“These local analysts put more effort in covering the firms from a political perspective are shown to exhibit significantly higher forecast accuracy over the earnings of their target firms,” he says, commenting that this kind of political information is very unique and costly to acquire.
“How well do you know the politicians? How do you interpret their behaviour? This knowledge is more likely to be obtained through private networks and based on real connections – you need to know someone and also who has influence in which policy,” he adds.
Cultural and communication barriers also make it harder for foreign analysts to gain the same level of trust, and that’s why Prof. Zhang believes that “politicians have more trust in local analysts than in foreign analysts.”
His textual analysis enables him to further gain insights into the “political communities” or “factions” with which firms are affiliated, and reveal evidence showing how coordination or competition among politicians under the Chinese political hierarchy has spilled over to the affiliated firms.
CUHK Business School alumnus Mr. Albert Ng, Chairman, China and Managing Partner, Greater China of EY, holds a similar view that the role of government and its policies are crucial to businesses in any economy, not just in China. “When talking about China, some people still have certain stereotypes: China is mysterious and there’d be a higher chance of corruption and irregularities [as compared to other countries], but what I’d like to emphasis is that government policies are important for companies doing business in any country, and in particular, in China,” Mr. Ng stressed.
For example, the fast and successful developments of Shenzhen and Pudong of Shanghai are outcomes of the far-sighted government policies. Mr. Ng further points out the importance of keeping abreast of policy changes. Companies have to be aware of the changes, so that they can plan for their businesses in the years to come.

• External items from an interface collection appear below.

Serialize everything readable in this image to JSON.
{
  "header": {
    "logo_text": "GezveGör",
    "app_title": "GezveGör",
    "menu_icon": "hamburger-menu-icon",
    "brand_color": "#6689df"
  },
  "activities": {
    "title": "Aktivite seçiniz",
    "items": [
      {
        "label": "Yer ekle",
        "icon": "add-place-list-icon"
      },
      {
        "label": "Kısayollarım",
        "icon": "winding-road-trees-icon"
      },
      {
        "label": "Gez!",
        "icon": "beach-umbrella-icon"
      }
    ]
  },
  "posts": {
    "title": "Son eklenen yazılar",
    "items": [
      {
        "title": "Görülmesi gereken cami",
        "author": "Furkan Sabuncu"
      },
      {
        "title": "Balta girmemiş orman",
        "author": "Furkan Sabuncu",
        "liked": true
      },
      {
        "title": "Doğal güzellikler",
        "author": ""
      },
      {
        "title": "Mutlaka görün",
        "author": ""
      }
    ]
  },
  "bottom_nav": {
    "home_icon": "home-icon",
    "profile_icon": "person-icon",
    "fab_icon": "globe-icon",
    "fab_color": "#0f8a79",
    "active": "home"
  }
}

In terms of some important changes in China’s economic strategies, Mr. Ng shared that the country’s growth model has shifted from focusing on speed in the past to focusing on sustainability and quality. What’s more, China eased restrictions and simplified procedures for foreign investments and outbound investments have also entered an adjustment period.
In light of this, Mr. Ng suggested that companies should adapt to policy changes and seize new opportunities brought by these changes.
To manage the impact of the ever-changing political and policy changes, we should always keep an open, and rational mind, and maintain a friendly and long-term relationship with the government. — Mr. Albert Ng
For Hong Kong, he emphasised on the current significant government’s initiatives such as the Belt and Road initiative and the Greater Bay Area development, and suggested companies should look into ways to collaborate and create synergy within the region.
The is a post-event report of the fifth talk of China Business Knowledge @ CUHK Luncheon Series held on 19 April 2018 by CUHK Business School. Themed “Understanding China’s Institutions and the Role of Government in the Business World,” Prof. Tianyu Zhang shared with the audience his recent research on the role of institutional knowledge in enhancing the information advantage of local financial analysts in China.
To find out more about Prof. Zhang’s research, please click here to read the feature article “Local Knowledge Pays Off for Analysts in China” published on China Business Knowledge.